Wednesday, 9 October 2019

The Coming of the Ice Birds

Trevor Gunton wrote this article for a local magazine.

From the breeding grounds in Greenland, Iceland, Siberia in the high Arctic and from Northern Europe come huge clanging battalions of geese, swans and wildfowl.  Did you know that over half a million wild geese overwinter in various areas of The British Isles ?
Paxton Pits Nature Reserve.

We humans may dread the onset of Winter, but to these long distance travellers our colder, grey and shorter days are a very welcome relief from the harsh conditions they would have had to face if they had stayed on their breeding grounds.

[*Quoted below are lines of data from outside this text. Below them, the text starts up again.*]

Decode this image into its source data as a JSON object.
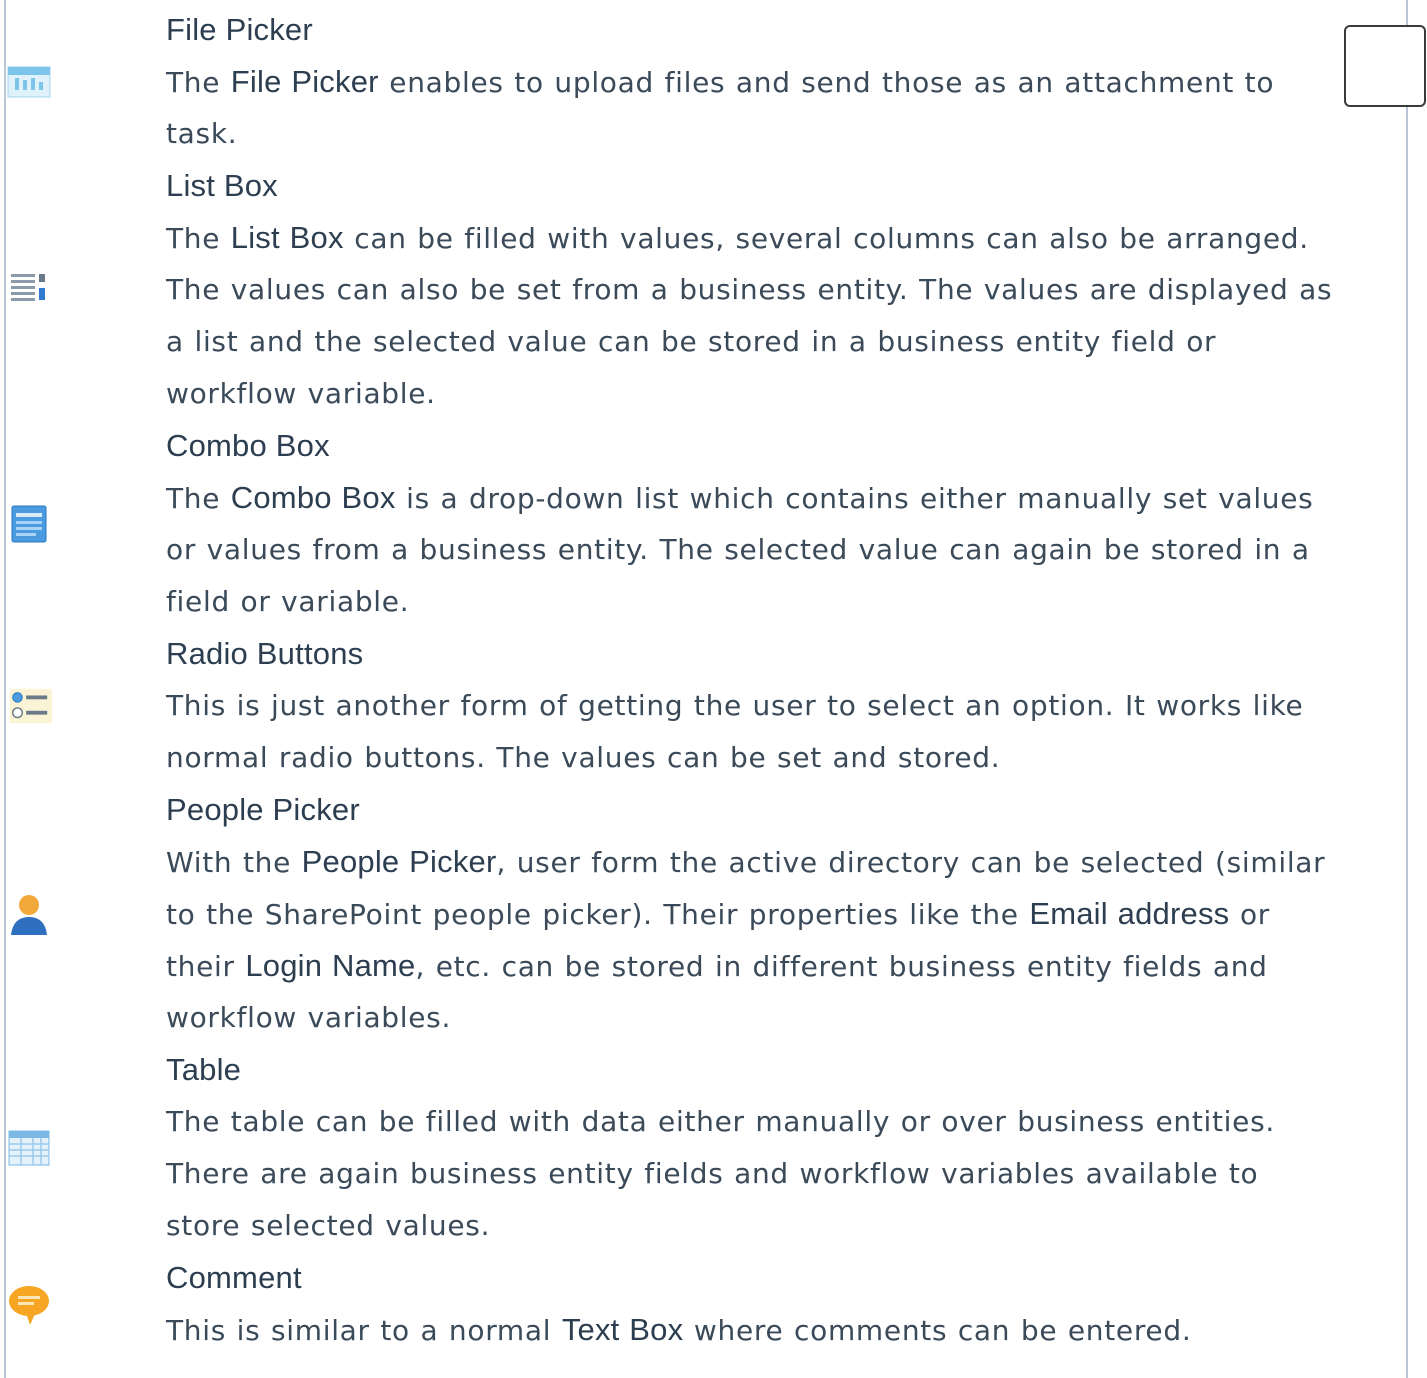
{
  "items": [
    {
      "icon": "file-picker-icon",
      "title": "File Picker",
      "lines": [
        [
          {
            "t": "The "
          },
          {
            "b": "File Picker"
          },
          {
            "t": " enables to upload files and send those as an attachment to"
          }
        ],
        [
          {
            "t": "task."
          }
        ]
      ]
    },
    {
      "icon": "list-box-icon",
      "title": "List Box",
      "lines": [
        [
          {
            "t": "The "
          },
          {
            "b": "List Box"
          },
          {
            "t": " can be filled with values, several columns can also be arranged."
          }
        ],
        [
          {
            "t": "The values can also be set from a business entity. The values are displayed as"
          }
        ],
        [
          {
            "t": "a list and the selected value can be stored in a business entity field or"
          }
        ],
        [
          {
            "t": "workflow variable."
          }
        ]
      ]
    },
    {
      "icon": "combo-box-icon",
      "title": "Combo Box",
      "lines": [
        [
          {
            "t": "The "
          },
          {
            "b": "Combo Box"
          },
          {
            "t": " is a drop-down list which contains either manually set values"
          }
        ],
        [
          {
            "t": "or values from a business entity. The selected value can again be stored in a"
          }
        ],
        [
          {
            "t": "field or variable."
          }
        ]
      ]
    },
    {
      "icon": "radio-buttons-icon",
      "title": "Radio Buttons",
      "lines": [
        [
          {
            "t": "This is just another form of getting the user to select an option. It works like"
          }
        ],
        [
          {
            "t": "normal radio buttons. The values can be set and stored."
          }
        ]
      ]
    },
    {
      "icon": "people-picker-icon",
      "title": "People Picker",
      "lines": [
        [
          {
            "t": "With the "
          },
          {
            "b": "People Picker"
          },
          {
            "t": ", user form the active directory can be selected (similar"
          }
        ],
        [
          {
            "t": "to the SharePoint people picker). Their properties like the "
          },
          {
            "b": "Email address"
          },
          {
            "t": " or"
          }
        ],
        [
          {
            "t": "their "
          },
          {
            "b": "Login Name"
          },
          {
            "t": ", etc. can be stored in different business entity fields and"
          }
        ],
        [
          {
            "t": "workflow variables."
          }
        ]
      ]
    },
    {
      "icon": "table-icon",
      "title": "Table",
      "lines": [
        [
          {
            "t": "The table can be filled with data either manually or over business entities."
          }
        ],
        [
          {
            "t": "There are again business entity fields and workflow variables available to"
          }
        ],
        [
          {
            "t": "store selected values."
          }
        ]
      ]
    },
    {
      "icon": "comment-icon",
      "title": "Comment",
      "lines": [
        [
          {
            "t": "This is similar to a normal "
          },
          {
            "b": "Text Box"
          },
          {
            "t": " where comments can be entered."
          }
        ]
      ]
    }
  ]
}
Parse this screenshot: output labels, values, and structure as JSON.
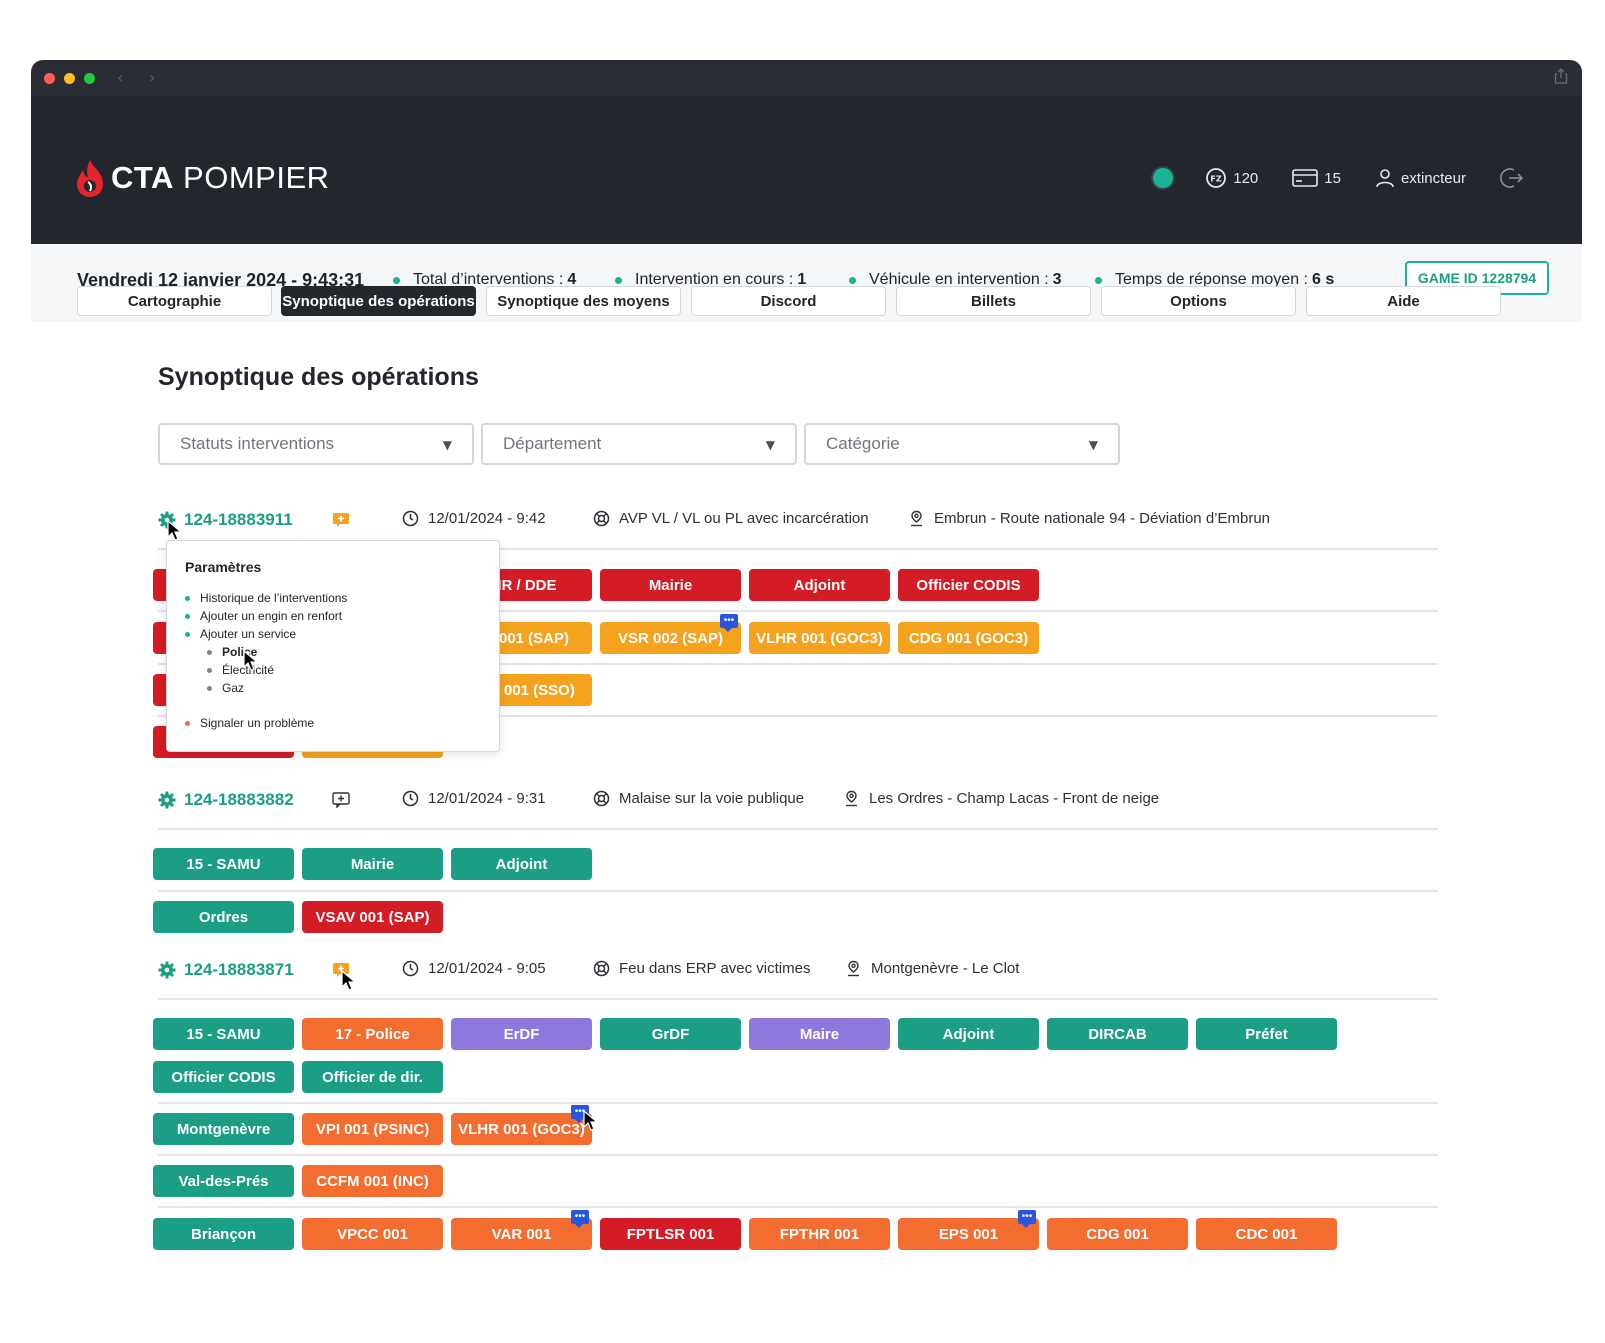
{
  "app": {
    "brand_bold": "CTA",
    "brand_regular": "POMPIER",
    "status_color": "#1bb295",
    "points": "120",
    "cards": "15",
    "username": "extincteur"
  },
  "stats": {
    "date": "Vendredi 12 janvier 2024 - 9:43:31",
    "total_label": "Total d’interventions :",
    "total_value": "4",
    "current_label": "Intervention en cours :",
    "current_value": "1",
    "vehicle_label": "Véhicule en intervention :",
    "vehicle_value": "3",
    "response_label": "Temps de réponse moyen :",
    "response_value": "6 s",
    "game_id": "GAME ID 1228794"
  },
  "tabs": [
    "Cartographie",
    "Synoptique des opérations",
    "Synoptique des moyens",
    "Discord",
    "Billets",
    "Options",
    "Aide"
  ],
  "page_title": "Synoptique des opérations",
  "filters": [
    "Statuts interventions",
    "Département",
    "Catégorie"
  ],
  "operations": [
    {
      "id": "124-18883911",
      "datetime": "12/01/2024 - 9:42",
      "type": "AVP VL / VL ou PL avec incarcération",
      "location": "Embrun - Route nationale 94 - Déviation d’Embrun",
      "rows": [
        [
          "DIR / DDE",
          "Mairie",
          "Adjoint",
          "Officier CODIS"
        ],
        [
          "SR 001 (SAP)",
          "VSR 002 (SAP)",
          "VLHR 001 (GOC3)",
          "CDG 001 (GOC3)"
        ],
        [
          "SSO 001 (SSO)"
        ]
      ]
    },
    {
      "id": "124-18883882",
      "datetime": "12/01/2024 - 9:31",
      "type": "Malaise sur la voie publique",
      "location": "Les Ordres - Champ Lacas - Front de neige",
      "rows": [
        [
          "15 - SAMU",
          "Mairie",
          "Adjoint"
        ],
        [
          "Ordres",
          "VSAV 001 (SAP)"
        ]
      ]
    },
    {
      "id": "124-18883871",
      "datetime": "12/01/2024 - 9:05",
      "type": "Feu dans ERP avec victimes",
      "location": "Montgenèvre - Le Clot",
      "rows": [
        [
          "15 - SAMU",
          "17 - Police",
          "ErDF",
          "GrDF",
          "Maire",
          "Adjoint",
          "DIRCAB",
          "Préfet"
        ],
        [
          "Officier CODIS",
          "Officier de dir."
        ],
        [
          "Montgenèvre",
          "VPI 001 (PSINC)",
          "VLHR 001 (GOC3)"
        ],
        [
          "Val-des-Prés",
          "CCFM 001 (INC)"
        ],
        [
          "Briançon",
          "VPCC 001",
          "VAR 001",
          "FPTLSR 001",
          "FPTHR 001",
          "EPS 001",
          "CDG 001",
          "CDC 001"
        ]
      ]
    }
  ],
  "popup": {
    "title": "Paramètres",
    "items": [
      "Historique de l’interventions",
      "Ajouter un engin en renfort",
      "Ajouter un service"
    ],
    "sub_items": [
      "Police",
      "Électricité",
      "Gaz"
    ],
    "report": "Signaler un problème"
  },
  "colors": {
    "teal": "#1b9e84",
    "red": "#d41c26",
    "orange": "#f5a21e",
    "orange_dark": "#f36c30",
    "purple": "#8f77e0",
    "message_badge": "#2757e0"
  }
}
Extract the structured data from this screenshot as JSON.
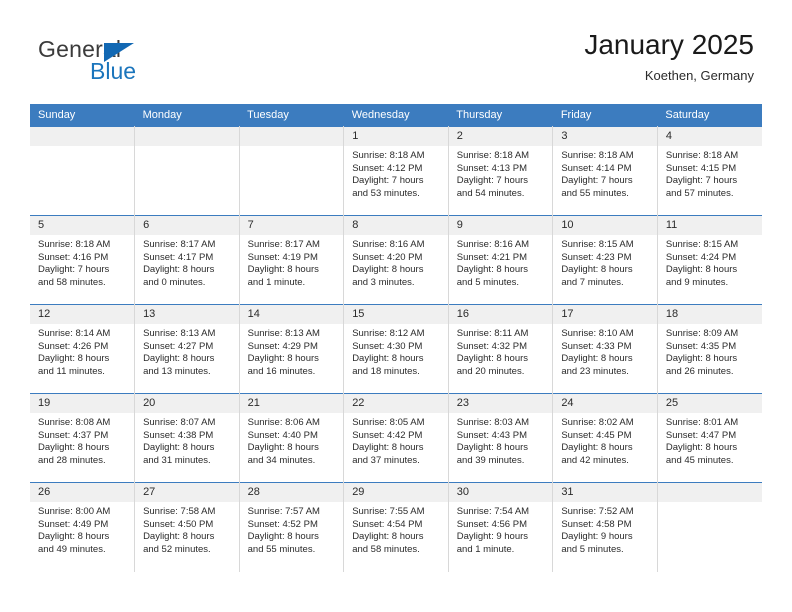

During the Summer, Veronica and I visited Svalbard, a series of remote Norwegian Islands, way above the Arctic Circle.  Here barnacle geese were still in family groups, feeding on the low lying land which surrounds the few human settlements. By the time you read this, all of the 40,000 plus population of this race of barnacle goose will have arrived back on their wintering grounds on the Solway Firth in southern Scotland – quite a remarkable journey !

Close to home, the Norfolk coast will host many thousands of dark bellied Brent geese, all the way from Siberia, along with a large percentage of Icelandic pink foot geese, making the UK one of the most important wintering areas for geese in Europe.
The viewing gallery at Welney Wash.

Here in the St Neots we are fortunate to live near to so many great areas for wintering wildfowl – such as the Fens, Nene and Ouse Washes, so close for local visits.

If you have never been to the fantastic Wildfowl and Wetland Centre situated at Welney, close to Ely, but actually just within Norfolk, promise yourself a visit this Winter.  There you can enjoy close views of a huge range of wintering wildfowl, especially the rare Whooper swans, all the way from Iceland.  The best part is the fact that viewing is from a range of birdwatching hides – the main observatory is even centrally heated – and you cannot get better than that can you ?  There is also a café and gift shop, making it the ideal day out in these colder days.

You do not even need to travel for excellent wildlife experiences this Winter.  Just around the corner you will find Paxton Pits Nature Reserve, owned by Huntingdon District Council and financially supported by The Friends of Paxton Pits Nature Reserve.  Each Winter We host over a dozen different species of wildfowl, and this year the wigeon duck arrived in late August, and will stay with us until it is time to return next Spring to its breeding grounds.  Paxton Pits can hold significant numbers of gadwall, mallard, shoveller, teal and tufted ducks, but numbers can fluctuate depending on the climate and water levels.

If the weather hardens, we can also expect to encounter such Arctic birds as the fish eating goosander and smew.  Don’t forget that we also have excellent birdwatching hides and a well-stocked information visitor centre and café.

By the way, please feed your garden birds, and keep the birds’ water supply free from ice – you really can make a huge difference to just how our local birds make it through the Winter.

Enjoy your wildlife watching this Winter, and if you can please visit us at Paxton Pits very soon – a warm welcome awaits !
Trevor Gunton for FPPNR, October 2019